White Ibis morning drink.
This is the time to be up and out on a July day in Florida.
I walked all of Indian RiverSide Park early this morning, including the fishing pier on the Indian River Lagoon. That’s the barrier island Hutchinson Island across the water. The park is in Jensen Beach.
Pigeon on a railing. There are always lots of pigeons here.
Crow silhouette on a light post.
I am 90% sure these guys are Fish Crows, Corvus ossifragus.
Visual differentiation from the American crow is extremely difficult and often inaccurate. Nonetheless, differences apart from size do exist. Fish crows tend to have more slender bills and feet. There may also be a small sharp hook at the end of the upper bill. Fish crows also appear as if they have shorter legs when walking. More dramatically, when calling, fish crows tend to hunch and fluff their throat feathers.
The voice is the most outwardly differing characteristic for this species and other American crow species. The call of the fish crow has been described as a nasal “ark-ark-ark” or a begging “waw-waw”. Birders often distinguish the two species (in areas where their range overlaps) with the mnemonic aid “Just ask him if he is an American crow. If he says “no”, he is a fish crow.” referring to the fact that the most common call of the American crow is a distinct “caw caw”, while that of the fish crow is a nasal “nyuh unh”.
The crows were calm, but I’m pretty good at not spooking the birds.
Strut your stuff, little man.
Over in the pond, I spotted just one Common Gallinule.
Moon setting and tree flowers.
I was pretty excited to get a shot of the gallinule’s feet, usually hiding under water or in a mat of floating vegetation.
The Common Gallinule swims like a duck and walks atop floating vegetation like a rail with its long and slender toes. This boldly marked rail has a brilliant red shield over the bill and a white racing stripe down its side. It squawks and whinnies from thick cover in marshes and ponds from Canada to Chile, peeking in and out of vegetation. This species was formerly called the Common Moorhen and is closely related to moorhen species in the Old World.

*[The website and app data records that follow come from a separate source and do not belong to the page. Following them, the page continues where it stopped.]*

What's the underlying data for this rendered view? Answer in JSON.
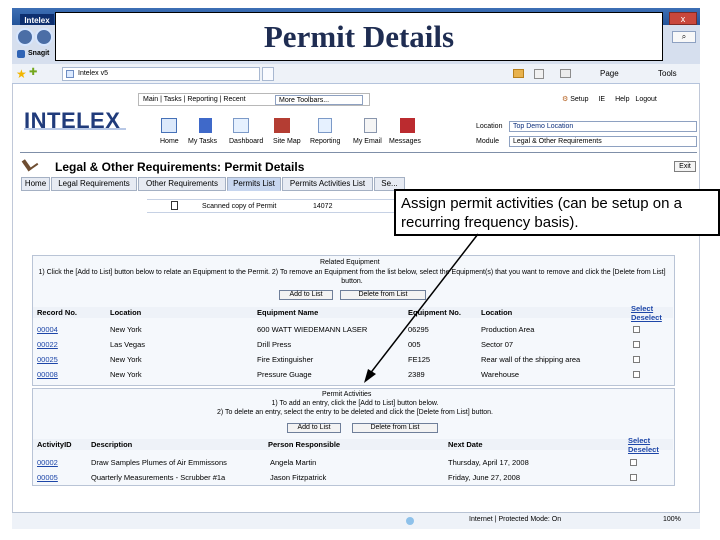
{
  "slide_title": "Permit Details",
  "callout": "Assign permit activities (can be setup on a recurring frequency basis).",
  "browser": {
    "left_tab": "Intelex",
    "snagit": "Snagit",
    "tab": "Intelex v5",
    "window_close": "x",
    "page_menu": "Page",
    "tools_menu": "Tools",
    "zoom": "100%",
    "status": "Internet | Protected Mode: On"
  },
  "app": {
    "logo": "INTELEX",
    "menu": "Main | Tasks | Reporting | Recent",
    "toolbars": "More Toolbars...",
    "setup": "Setup",
    "ie": "IE",
    "help": "Help",
    "logout": "Logout",
    "icons": [
      "Home",
      "My Tasks",
      "Dashboard",
      "Site Map",
      "Reporting",
      "My Email",
      "Messages"
    ],
    "location_label": "Location",
    "location_value": "Top Demo Location",
    "module_label": "Module",
    "module_value": "Legal & Other Requirements",
    "page_heading": "Legal & Other Requirements:  Permit Details",
    "exit": "Exit",
    "tabs": [
      "Home",
      "Legal Requirements",
      "Other Requirements",
      "Permits List",
      "Permits Activities List",
      "Se..."
    ],
    "doc_row": {
      "name": "Scanned copy of Permit",
      "id": "14072"
    }
  },
  "equipment": {
    "title": "Related Equipment",
    "instructions": "1) Click the [Add to List] button below to relate an Equipment to the Permit. 2) To remove an Equipment from the list below, select the Equipment(s) that you want to remove and click the [Delete from List] button.",
    "add_button": "Add to List",
    "delete_button": "Delete from List",
    "select": "Select",
    "deselect": "Deselect",
    "columns": [
      "Record No.",
      "Location",
      "Equipment Name",
      "Equipment No.",
      "Location"
    ],
    "rows": [
      [
        "00004",
        "New York",
        "600 WATT WIEDEMANN LASER",
        "06295",
        "Production Area"
      ],
      [
        "00022",
        "Las Vegas",
        "Drill Press",
        "005",
        "Sector 07"
      ],
      [
        "00025",
        "New York",
        "Fire Extinguisher",
        "FE125",
        "Rear wall of the shipping area"
      ],
      [
        "00008",
        "New York",
        "Pressure Guage",
        "2389",
        "Warehouse"
      ]
    ]
  },
  "activities": {
    "title": "Permit Activities",
    "line1": "1) To add an entry, click the [Add to List] button below.",
    "line2": "2) To delete an entry, select the entry to be deleted and click the [Delete from List] button.",
    "add_button": "Add to List",
    "delete_button": "Delete from List",
    "select": "Select",
    "deselect": "Deselect",
    "columns": [
      "ActivityID",
      "Description",
      "Person Responsible",
      "Next Date"
    ],
    "rows": [
      [
        "00002",
        "Draw Samples Plumes of Air Emmissons",
        "Angela Martin",
        "Thursday, April 17, 2008"
      ],
      [
        "00005",
        "Quarterly Measurements - Scrubber #1a",
        "Jason Fitzpatrick",
        "Friday, June 27, 2008"
      ]
    ]
  }
}
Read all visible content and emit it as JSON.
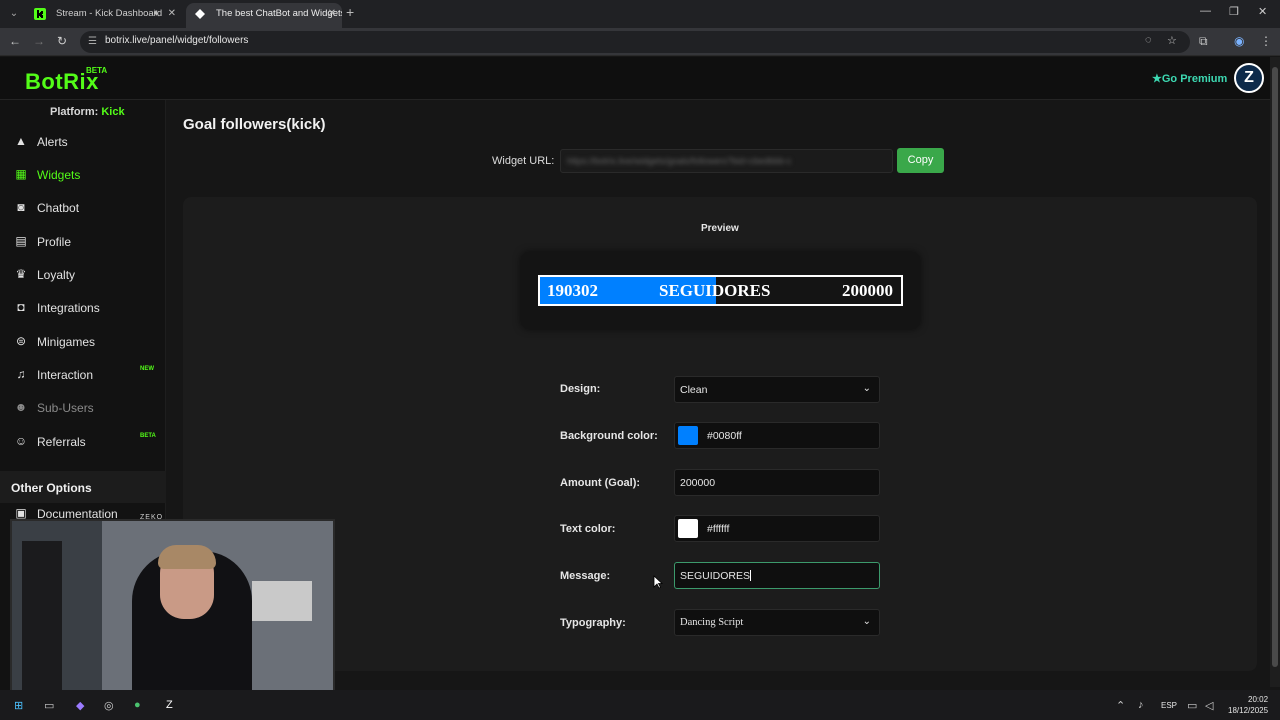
{
  "browser": {
    "tabs": [
      {
        "title": "Stream - Kick Dashboard",
        "active": false
      },
      {
        "title": "The best ChatBot and Widgets",
        "active": true
      }
    ],
    "url": "botrix.live/panel/widget/followers"
  },
  "header": {
    "logo": "BotRix",
    "logo_badge": "BETA",
    "premium_label": "Go Premium",
    "accent_color": "#53fc18"
  },
  "sidebar": {
    "platform_label": "Platform:",
    "platform_value": "Kick",
    "items": [
      {
        "label": "Alerts",
        "icon": "warning-icon"
      },
      {
        "label": "Widgets",
        "icon": "grid-icon",
        "active": true
      },
      {
        "label": "Chatbot",
        "icon": "robot-icon"
      },
      {
        "label": "Profile",
        "icon": "id-card-icon"
      },
      {
        "label": "Loyalty",
        "icon": "trophy-icon"
      },
      {
        "label": "Integrations",
        "icon": "puzzle-icon"
      },
      {
        "label": "Minigames",
        "icon": "gamepad-icon"
      },
      {
        "label": "Interaction",
        "icon": "music-icon",
        "badge": "NEW"
      },
      {
        "label": "Sub-Users",
        "icon": "users-icon",
        "disabled": true
      },
      {
        "label": "Referrals",
        "icon": "referral-icon",
        "badge": "BETA"
      }
    ],
    "other_options": "Other Options",
    "documentation": "Documentation"
  },
  "main": {
    "title": "Goal followers(kick)",
    "widget_url_label": "Widget URL:",
    "widget_url_value": "https://botrix.live/widgets/goals/followers?bid=cbedbbb-c",
    "copy_label": "Copy",
    "preview_label": "Preview",
    "goal": {
      "current": "190302",
      "message": "SEGUIDORES",
      "target": "200000",
      "progress": 0.4862,
      "fill_color": "#0080ff",
      "text_color": "#ffffff"
    },
    "form": {
      "design_label": "Design:",
      "design_value": "Clean",
      "bg_label": "Background color:",
      "bg_value": "#0080ff",
      "amount_label": "Amount (Goal):",
      "amount_value": "200000",
      "text_color_label": "Text color:",
      "text_color_value": "#ffffff",
      "message_label": "Message:",
      "message_value": "SEGUIDORES",
      "typography_label": "Typography:",
      "typography_value": "Dancing Script"
    }
  },
  "webcam": {
    "name_tag": "ZEKO"
  },
  "taskbar": {
    "language": "ESP",
    "time": "20:02",
    "date": "18/12/2025"
  }
}
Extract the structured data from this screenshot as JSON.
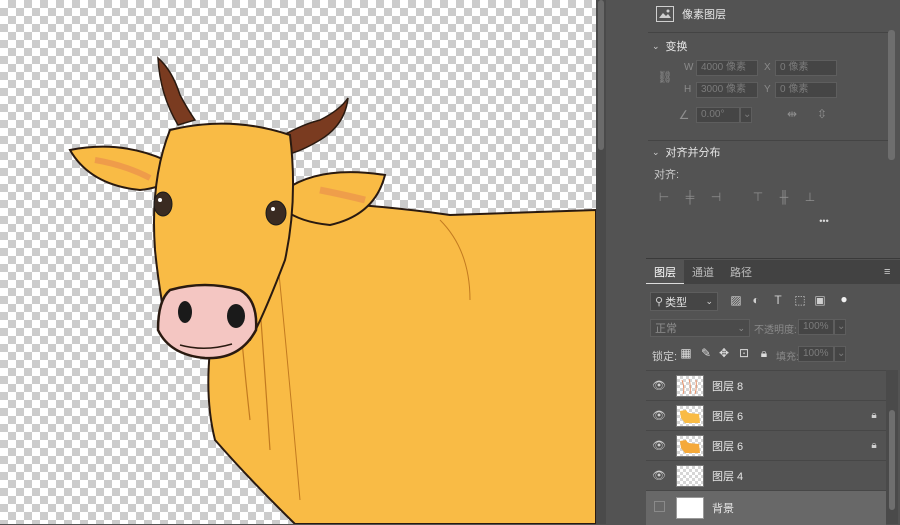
{
  "properties": {
    "pixel_layer_label": "像素图层",
    "transform": {
      "title": "变换",
      "w_label": "W",
      "w_value": "4000 像素",
      "x_label": "X",
      "x_value": "0 像素",
      "h_label": "H",
      "h_value": "3000 像素",
      "y_label": "Y",
      "y_value": "0 像素",
      "angle_value": "0.00°"
    },
    "align": {
      "title": "对齐并分布",
      "align_label": "对齐:",
      "more": "•••"
    }
  },
  "layers_panel": {
    "tabs": [
      "图层",
      "通道",
      "路径"
    ],
    "filter_kind": "类型",
    "blend_mode": "正常",
    "opacity_label": "不透明度:",
    "opacity_value": "100%",
    "lock_label": "锁定:",
    "fill_label": "填充:",
    "fill_value": "100%",
    "layers": [
      {
        "name": "图层 8",
        "visible": true,
        "locked": false
      },
      {
        "name": "图层 6",
        "visible": true,
        "locked": true
      },
      {
        "name": "图层 6",
        "visible": true,
        "locked": true
      },
      {
        "name": "图层 4",
        "visible": true,
        "locked": false
      },
      {
        "name": "背景",
        "visible": false,
        "locked": false,
        "selected": true
      }
    ]
  },
  "colors": {
    "panel_bg": "#535353",
    "cow_body": "#f9bb45",
    "horn": "#7a3b20"
  },
  "icons": {
    "eye": "eye-icon",
    "lock": "lock-icon",
    "link": "link-icon",
    "angle": "angle-icon"
  }
}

The Common Gallinule has long toes that make it possible to walk on soft mud and floating vegetation. The toes have no lobes or webbing to help with swimming, but the gallinule is a good swimmer anyway.
I also walked past the Mount Elizabeth Mound. It’s first incarnation was as a Native American prehistoric shell midden. More info HERE.
The story of Mount Elizabeth also includes first settlers, a Coca-Cola heiress, nuns, tourists, a college and finally a park. The tale is told by local blogger Jacqui Thurlow-Lippisch HERE.
At the top of the mound today.
It really is a lovely park, full of many interesting places, so close to home.
White Ibis likes it there too.